The 2016 class of edge rushers has some quality in the first round, but a sharp decline in talent after that. Last year's draft featured a much more exciting group of edge rushers with first-round grades.
While most consider Ohio State's Joey Bosa the easy winner as the top edge rusher in the draft, something tells me that there will be teams who have Georgia's Leonard Floyd ahead of Bosa based on scheme fit and a projection of Floyd's upside. The race to see who is drafted first between Clemson defensive ends Shaq Lawson and Kevin Dodd should be an interesting one.
Eastern Kentucky's Noah Spence, who began his career at Ohio State, has a background that includes being banned from the Big Ten for failed drug tests. Oklahoma State DE Emmanuel Ogbah's makes lots of plays. Georgia's Jordan Jenkins might not get drafted until the third round, but he's as NFL-ready as any of the "tough-guy" edge setters in this year's class.
Let's explore the 2016 edge-defender class.
Teams with greatest need
Top 8 players at the position
1. Joey Bosa: Combines excellent hands and forward lean for quick wins around the edge. Bosa will need to make sure he plays with better balance as a pro and he'll have to find some workable counter moves to add to his rushing arsenal.
2. Leonard Floyd: Floyd is painfully thin and will struggle to match up with the strength of NFL players, but he is rangy in space, plays with a good motor and has traits as a pass rusher that would be a mistake to ignore.
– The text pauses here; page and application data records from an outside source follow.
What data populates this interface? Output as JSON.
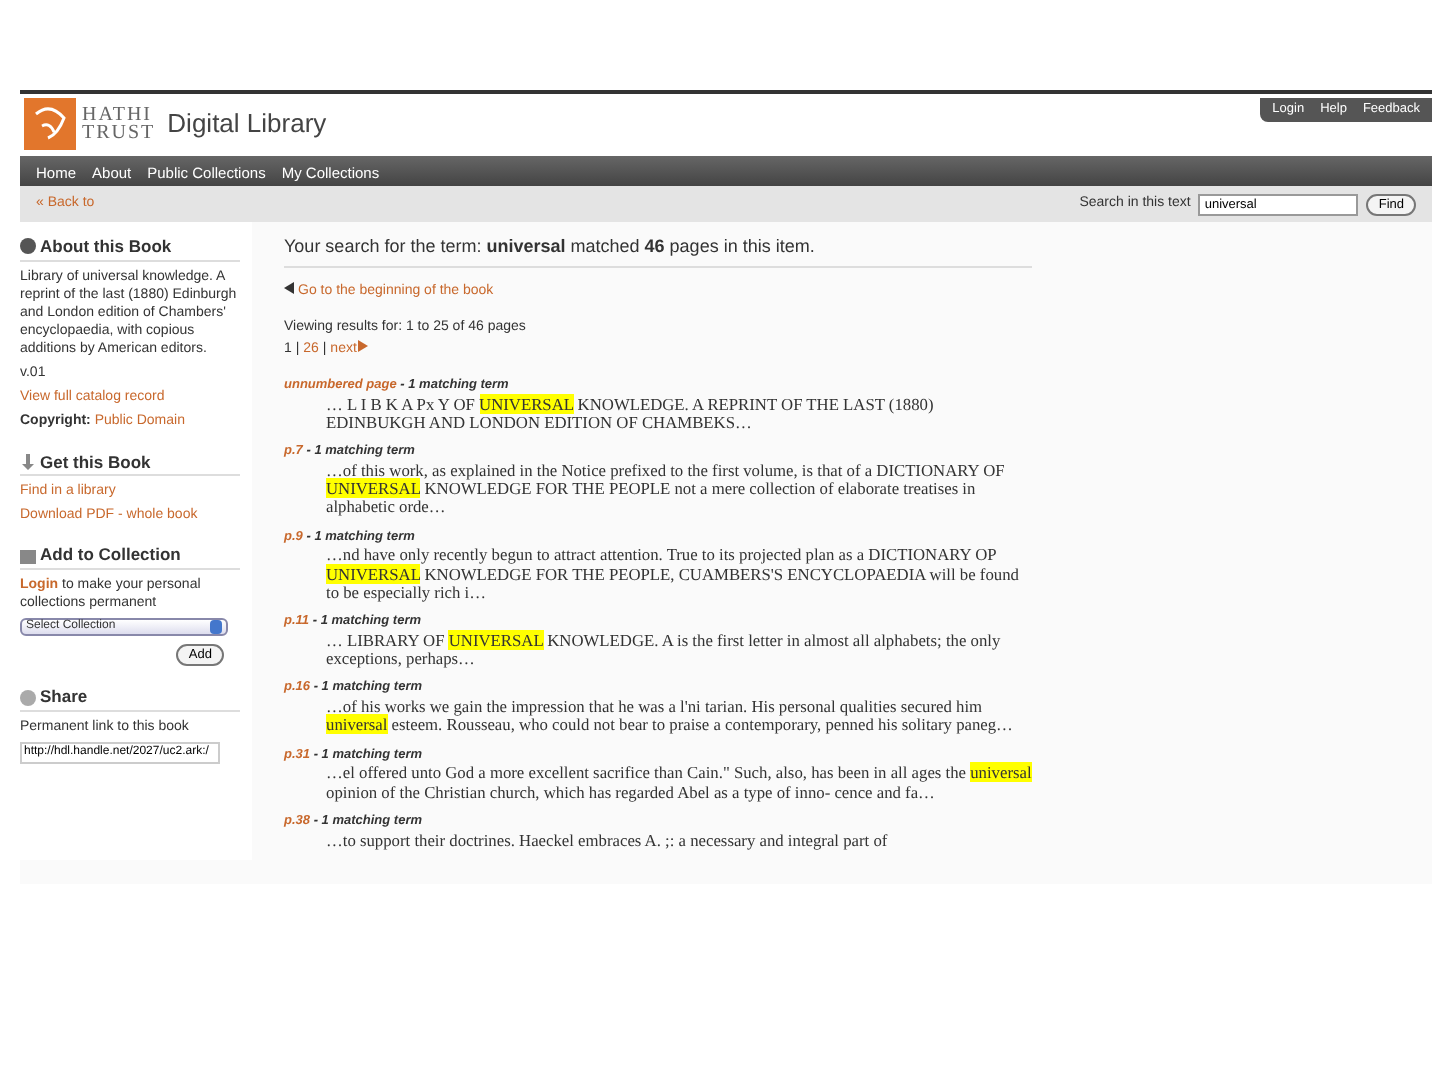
{
  "header": {
    "logo_top": "HATHI",
    "logo_bottom": "TRUST",
    "title": "Digital Library",
    "utility_links": [
      "Login",
      "Help",
      "Feedback"
    ]
  },
  "nav": [
    "Home",
    "About",
    "Public Collections",
    "My Collections"
  ],
  "subbar": {
    "back": "« Back to",
    "search_label": "Search in this text",
    "search_value": "universal",
    "find_button": "Find"
  },
  "sidebar": {
    "about": {
      "heading": "About this Book",
      "description": "Library of universal knowledge. A reprint of the last (1880) Edinburgh and London edition of Chambers' encyclopaedia, with copious additions by American editors.",
      "volume": "v.01",
      "catalog_link": "View full catalog record",
      "copyright_label": "Copyright:",
      "copyright_value": "Public Domain"
    },
    "get": {
      "heading": "Get this Book",
      "links": [
        "Find in a library",
        "Download PDF - whole book"
      ]
    },
    "collection": {
      "heading": "Add to Collection",
      "login": "Login",
      "text": "to make your personal collections permanent",
      "select": "Select Collection",
      "add_button": "Add"
    },
    "share": {
      "heading": "Share",
      "label": "Permanent link to this book",
      "link": "http://hdl.handle.net/2027/uc2.ark:/"
    }
  },
  "results": {
    "summary": "Your search for the term: **universal** matched **46** pages in this item.",
    "beginning_link": "Go to the beginning of the book",
    "viewing": "Viewing results for: 1 to 25 of 46 pages",
    "pages": [
      {
        "label": "1",
        "selected": true
      },
      {
        "label": "26",
        "selected": false
      }
    ],
    "separator": "|",
    "next": "next",
    "items": [
      {
        "page": "unnumbered page",
        "count": "- 1 matching term",
        "before": "… L I B K A Px Y OF ",
        "term": "UNIVERSAL",
        "after": " KNOWLEDGE. A REPRINT OF THE LAST (1880) EDINBUKGH AND LONDON EDITION OF CHAMBEKS…"
      },
      {
        "page": "p.7",
        "count": "- 1 matching term",
        "before": "…of this work, as explained in the Notice prefixed to the first volume, is that of a DICTIONARY OF ",
        "term": "UNIVERSAL",
        "after": " KNOWLEDGE FOR THE PEOPLE not a mere collection of elaborate treatises in alphabetic orde…"
      },
      {
        "page": "p.9",
        "count": "- 1 matching term",
        "before": "…nd have only recently begun to attract attention. True to its projected plan as a DICTIONARY OP ",
        "term": "UNIVERSAL",
        "after": " KNOWLEDGE FOR THE PEOPLE, CUAMBERS'S ENCYCLOPAEDIA will be found to be especially rich i…"
      },
      {
        "page": "p.11",
        "count": "- 1 matching term",
        "before": "… LIBRARY OF ",
        "term": "UNIVERSAL",
        "after": " KNOWLEDGE. A is the first letter in almost all alphabets; the only exceptions, perhaps…"
      },
      {
        "page": "p.16",
        "count": "- 1 matching term",
        "before": "…of his works we gain the impression that he was a l'ni tarian. His personal qualities secured him ",
        "term": "universal",
        "after": " esteem. Rousseau, who could not bear to praise a contemporary, penned his solitary paneg…"
      },
      {
        "page": "p.31",
        "count": "- 1 matching term",
        "before": "…el offered unto God a more excellent sacrifice than Cain.\" Such, also, has been in all ages the ",
        "term": "universal",
        "after": " opinion of the Christian church, which has regarded Abel as a type of inno- cence and fa…"
      },
      {
        "page": "p.38",
        "count": "- 1 matching term",
        "before": "…to support their doctrines. Haeckel embraces A. ;: a necessary and integral part of"
      }
    ]
  }
}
3. Kevin Dodd: His lack of college snaps could preclude him from being "pro ready", but his instincts and football intelligence should expedite the learning process.
4. Shaq Lawson: The Lawson is built like a full-grown man and combines his instincts, toughness and power to fill up a stat sheet and set an early tone.
5. Noah Spence: It might take Spence a year or two to get used to the speed of the game, but he should become a starter early in his career.
6. Emmanuel Ogbah: Ogbah's power will serve him well against the run, but he will have to become more skilled as a pass rusher.
7. Kamalei Correa: NFL teams will be attracted by his quick-twitch athleticism and moldable traits as a pass rusher.
8. Kyle Fackrell: When it comes to the length and athleticism teams will look for off the edge, Fackrell will be one of the poster boys.
Sources Tell Us
"I think all that hype headed into the year hurt him some because he's not a superman off the edge. But he's a good player. He's athletic with good hands and every pass rusher starts to add to what they do in the pros. If he dedicates himself to the game, he's going to be one of the safest guys in the draft." -- NFC director of personnel on Ohio State's Joey Bosa
Noah Spence: Spence has a great story of redemption and posted impressive production last season, but I don't see a special edge rusher when I watch him. I see some of the traits, but I didn't see the edge bender I was expecting to see. I think he can be a productive NFL starter and part of a good defense, but I don't see him as a game-changing edge rusher.
Roy Robertson-Harris: Robertson has just a single season of production to hang his hat on, but that's because the light finally came on. The UTEP defensive end has outstanding size, length and athletic traits. He can play with a hand in the ground or standing up. I see an ascending talent who will outplay his draft slotting as a pro.
Boom or bust
Carl Nassib: Nassib's size and length have NFL scouts salivating, but does his overall play have them feeling the same way? The former walk-on was ultra-productive in 2015 and you have to love the fact that he made it to this point after former Penn State head coach Bill O'Brien questioned his talent as a collegiate player when Nassib was first starting out. He has a pedestrian lower body and isn't as strong as he needs to be, so we'll see if those long levers end up helping him become a plus pass rusher or just a one-year wonder from the Big Ten.
Stephen Weatherly: He has a really intriguing combination of arm length and closing burst off the edge. His get-off was inconsistent, but his 4.61-second 40-yard dash tells you that there is something there to work with here. His production at Vanderbilt was pretty good, but nothing special; however, with his range, closing burst and arm length, he has a chance to become a decent NFL starter as a 3-4 OLB or 4-3 DE.